“For us to have the support, we feel loved,” Cassie said.

The event “shows how kind people are,” she said.

Cassie has said her husband is a private person and he’s struggled with letting people in on this part of their lives, but on Saturday she said they’ve realized they “have to let God use other people to help.”

The couple wished they could thank everyone individually who has ever done anything for them.

“I’m praying for you,” a woman who didn’t even know the couple said as she left the breakfast. “Thank you,” was the response from Zach and Cassie.

The Thompsons attend Stallings Baptist Church where Zach is a deacon and Sunday School teacher.

“We have just been overwhelmed at the generosity and kindness of people. The support means a lot to him,” said Pam Safrit, Cassie Thompson’s mother.

Safrit along with her husband and other relatives attended the breakfast, in which the Starnes family provided all of the cooking.

Safrit at one point was lost for words, finally concluding that “God just works through so many people,” she said.

The race was organized by Crystal Karriker and Jason Ritchie, both on the Love Thy Neighbor committee, and Trinity Lutheran Church’s Paula Sloop and Larraine Nicely organized the silent auction. The majority of the silent auction items came from the congregation of Trinity Lutheran Church and others.

Crystal Karriker said that because so many items were donated, it allowed more of the proceeds to go the Thompsons.

The first year organizers were able to raise over $7,000 for a woman who was also diagnosed with a brain tumor, and in subsequent years they’ve been able to raise even more for families. Karriker said at the end of the day its not even about how much is raised for the Thompsons — it’s about all of the people who have been touched by their lives and wanted to give back to them.

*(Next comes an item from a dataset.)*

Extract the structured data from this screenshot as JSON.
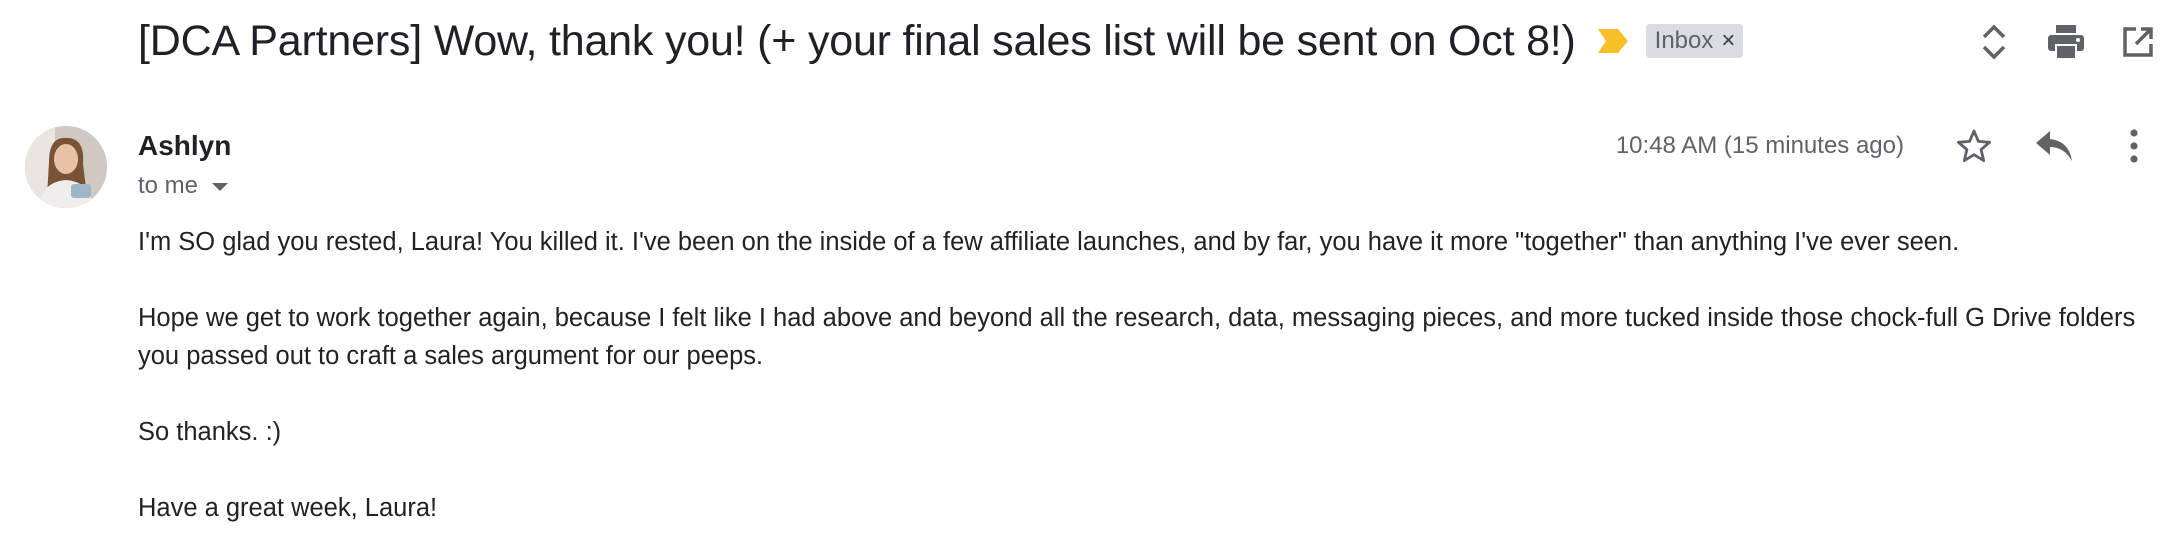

“Mr. Thompson is an inspirational teacher who went through something and overcame it,” said Malaki Littlejohn, 17, a student at South Rowan High.

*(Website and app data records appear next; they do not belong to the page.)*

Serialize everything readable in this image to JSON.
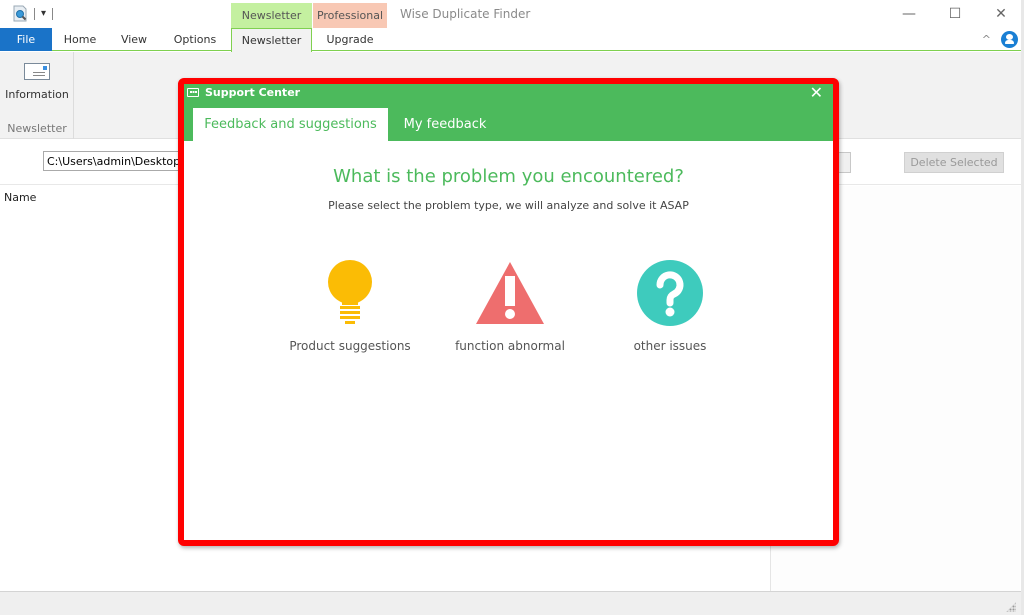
{
  "window": {
    "title": "Wise Duplicate Finder",
    "controls": {
      "minimize": "—",
      "maximize": "☐",
      "close": "✕"
    }
  },
  "quick_access": {
    "dropdown_glyph": "▾"
  },
  "contextual_tabs": {
    "newsletter": "Newsletter",
    "professional": "Professional"
  },
  "ribbon": {
    "tabs": [
      {
        "label": "File"
      },
      {
        "label": "Home"
      },
      {
        "label": "View"
      },
      {
        "label": "Options"
      },
      {
        "label": "Newsletter"
      },
      {
        "label": "Upgrade"
      }
    ],
    "active_tab": "Newsletter",
    "collapse_glyph": "^",
    "group": {
      "button_label": "Information",
      "group_label": "Newsletter"
    }
  },
  "toolbar": {
    "path_value": "C:\\Users\\admin\\Desktop\\Des",
    "delete_selected_label": "Delete Selected"
  },
  "list": {
    "column_name": "Name"
  },
  "dialog": {
    "title": "Support Center",
    "close_glyph": "✕",
    "tabs": [
      {
        "label": "Feedback and suggestions",
        "active": true
      },
      {
        "label": "My feedback",
        "active": false
      }
    ],
    "heading": "What is the problem you encountered?",
    "subheading": "Please select the problem type, we will analyze and solve it ASAP",
    "options": [
      {
        "label": "Product suggestions",
        "icon": "lightbulb-icon",
        "color": "#fbbc05"
      },
      {
        "label": "function abnormal",
        "icon": "warning-triangle-icon",
        "color": "#ee6e6e"
      },
      {
        "label": "other issues",
        "icon": "question-circle-icon",
        "color": "#3ecbbd"
      }
    ]
  },
  "colors": {
    "accent_green": "#4cba5c",
    "file_tab_blue": "#1a73c8",
    "highlight_red": "#ff0000",
    "newsletter_ctx": "#c4f0a0",
    "professional_ctx": "#f8c8b4"
  }
}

“It was a great experience. I came out here and did it for the love of our teacher,” Littlejohn said.

Corey Snodgrass called Thompson strong for bouncing back from chemotherapy and radiation treatments and then returning to teach. The 15-year-old is also a student at South Rowan High.

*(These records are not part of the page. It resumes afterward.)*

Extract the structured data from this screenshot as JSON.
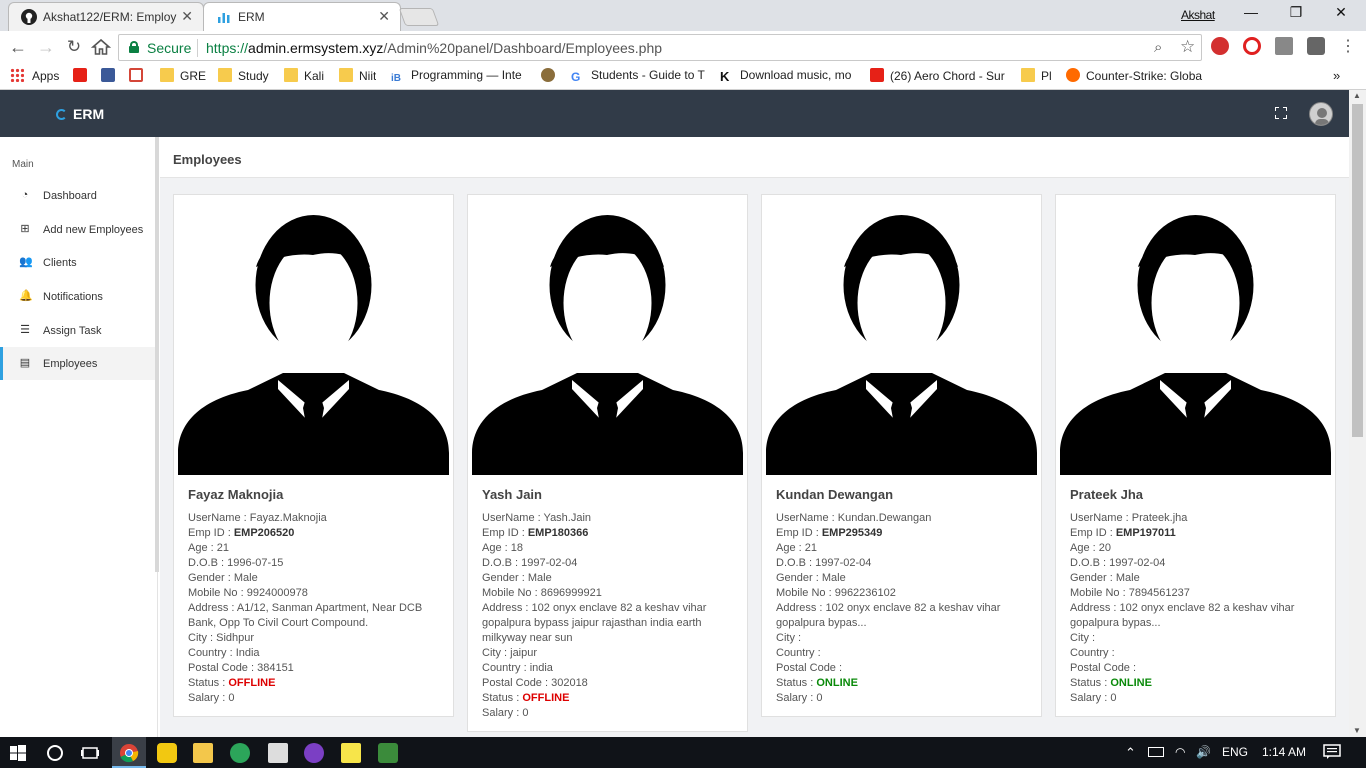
{
  "browser": {
    "tabs": [
      {
        "title": "Akshat122/ERM: Employ",
        "close": "✕",
        "active": false
      },
      {
        "title": "ERM",
        "close": "✕",
        "active": true
      }
    ],
    "profile_name": "Akshat",
    "window_controls": {
      "minimize": "—",
      "maximize": "❐",
      "close": "✕"
    },
    "secure_label": "Secure",
    "url_scheme": "https://",
    "url_host": "admin.ermsystem.xyz",
    "url_path": "/Admin%20panel/Dashboard/Employees.php",
    "bookmarks": [
      {
        "label": "Apps",
        "icon": "apps-grid-icon"
      },
      {
        "label": "",
        "icon": "youtube-icon"
      },
      {
        "label": "",
        "icon": "facebook-icon"
      },
      {
        "label": "",
        "icon": "gmail-icon"
      },
      {
        "label": "GRE",
        "icon": "folder-icon"
      },
      {
        "label": "Study",
        "icon": "folder-icon"
      },
      {
        "label": "Kali",
        "icon": "folder-icon"
      },
      {
        "label": "Niit",
        "icon": "folder-icon"
      },
      {
        "label": "Programming — Inte",
        "icon": "ib-icon"
      },
      {
        "label": "",
        "icon": "shield-icon"
      },
      {
        "label": "Students - Guide to T",
        "icon": "google-icon"
      },
      {
        "label": "Download music, mo",
        "icon": "k-icon"
      },
      {
        "label": "(26) Aero Chord - Sur",
        "icon": "youtube-icon"
      },
      {
        "label": "Pl",
        "icon": "folder-icon"
      },
      {
        "label": "Counter-Strike: Globa",
        "icon": "g-icon"
      }
    ],
    "bookmarks_overflow": "»"
  },
  "app": {
    "brand": "ERM",
    "sidebar": {
      "section": "Main",
      "items": [
        {
          "label": "Dashboard",
          "icon": "dashboard-icon"
        },
        {
          "label": "Add new Employees",
          "icon": "plus-square-icon"
        },
        {
          "label": "Clients",
          "icon": "users-icon"
        },
        {
          "label": "Notifications",
          "icon": "bell-icon"
        },
        {
          "label": "Assign Task",
          "icon": "tasks-icon"
        },
        {
          "label": "Employees",
          "icon": "id-card-icon",
          "active": true
        }
      ]
    },
    "page_title": "Employees",
    "employees": [
      {
        "name": "Fayaz Maknojia",
        "username": "Fayaz.Maknojia",
        "emp_id": "EMP206520",
        "age": "21",
        "dob": "1996-07-15",
        "gender": "Male",
        "mobile": "9924000978",
        "address": "A1/12, Sanman Apartment, Near DCB Bank, Opp To Civil Court Compound.",
        "city": "Sidhpur",
        "country": "India",
        "postal": "384151",
        "status": "OFFLINE",
        "salary": "0"
      },
      {
        "name": "Yash Jain",
        "username": "Yash.Jain",
        "emp_id": "EMP180366",
        "age": "18",
        "dob": "1997-02-04",
        "gender": "Male",
        "mobile": "8696999921",
        "address": "102 onyx enclave 82 a keshav vihar gopalpura bypass jaipur rajasthan india earth milkyway near sun",
        "city": "jaipur",
        "country": "india",
        "postal": "302018",
        "status": "OFFLINE",
        "salary": "0"
      },
      {
        "name": "Kundan Dewangan",
        "username": "Kundan.Dewangan",
        "emp_id": "EMP295349",
        "age": "21",
        "dob": "1997-02-04",
        "gender": "Male",
        "mobile": "9962236102",
        "address": "102 onyx enclave 82 a keshav vihar gopalpura bypas...",
        "city": "",
        "country": "",
        "postal": "",
        "status": "ONLINE",
        "salary": "0"
      },
      {
        "name": "Prateek Jha",
        "username": "Prateek.jha",
        "emp_id": "EMP197011",
        "age": "20",
        "dob": "1997-02-04",
        "gender": "Male",
        "mobile": "7894561237",
        "address": "102 onyx enclave 82 a keshav vihar gopalpura bypas...",
        "city": "",
        "country": "",
        "postal": "",
        "status": "ONLINE",
        "salary": "0"
      }
    ],
    "labels": {
      "username": "UserName : ",
      "emp_id": "Emp ID : ",
      "age": "Age : ",
      "dob": "D.O.B : ",
      "gender": "Gender : ",
      "mobile": "Mobile No : ",
      "address": "Address : ",
      "city": "City : ",
      "country": "Country : ",
      "postal": "Postal Code : ",
      "status": "Status : ",
      "salary": "Salary : "
    },
    "colors": {
      "header_bg": "#313b48",
      "accent": "#2ea0e0",
      "offline": "#dd0000",
      "online": "#0a8a0a"
    }
  },
  "taskbar": {
    "language": "ENG",
    "time": "1:14 AM"
  }
}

“He’s an amazing guy. He’s always positive,” said 16-year-old student Brooke Lowery.

No matter whether Thompson knows all of the students individually he still greets them with a warm smile, said Jalee Rollins.

All of the students participated in the 5K and 10K non-competitive races. No prizes or T-shirts were given to race participants, but the top overall finishers did receive trophies created by Russell Foster.

Stacie Walters is a LuLaRoe consultant connected with the online and pop-up clothing company, who agreed to match the funds raised by sales for the day. Walters enlisted consultants Kristen Carriker, Buffy Marlowe and Mackenzie Morgan to sell pieces, with the proceeds going to the Thompsons.

“The Thompsons have given so much to our children,” Walters said.

Cassie Thompson is an adviser for the student council, which Walters’ daughter is a part of, she said.

“They are a great family. It makes us feel good to be able to help,” Walters said.

Marlowe said the Thompsons were an awesome family and she believed if the tables were turned they would do the same for her.

The women began selling pieces the night before to the teachers at Morgan Elementary School where Cassie is a reading design coach.

Zach Thompson is still part of a clinical trial at the Preston Robert Tisch Brain Tumor Center at Duke University Medical Center in Durham. He’s undergoing immuno-therapy and has chemotherapy cycles every few weeks. He’ll start a new five-day cycle on Wednesday. His chemo is in pill form and he’ll have periodic MRIs.

Thompson has had two MRIs since he went on the first round of chemo, which coincided with radiation treatments.

“They said it looked the same. There’s no re-growth of a large mass. We pray those same results continue to come,” Thompson said. “We’re praying that God’s using the doctors and medicine for his healing.”

While acknowledging he has “ups and downs, good days and bad days like anybody,” Thompson said, “I’ll keep praying and fighting.”


Contact reporter Shavonne Walker at 704-797-4253.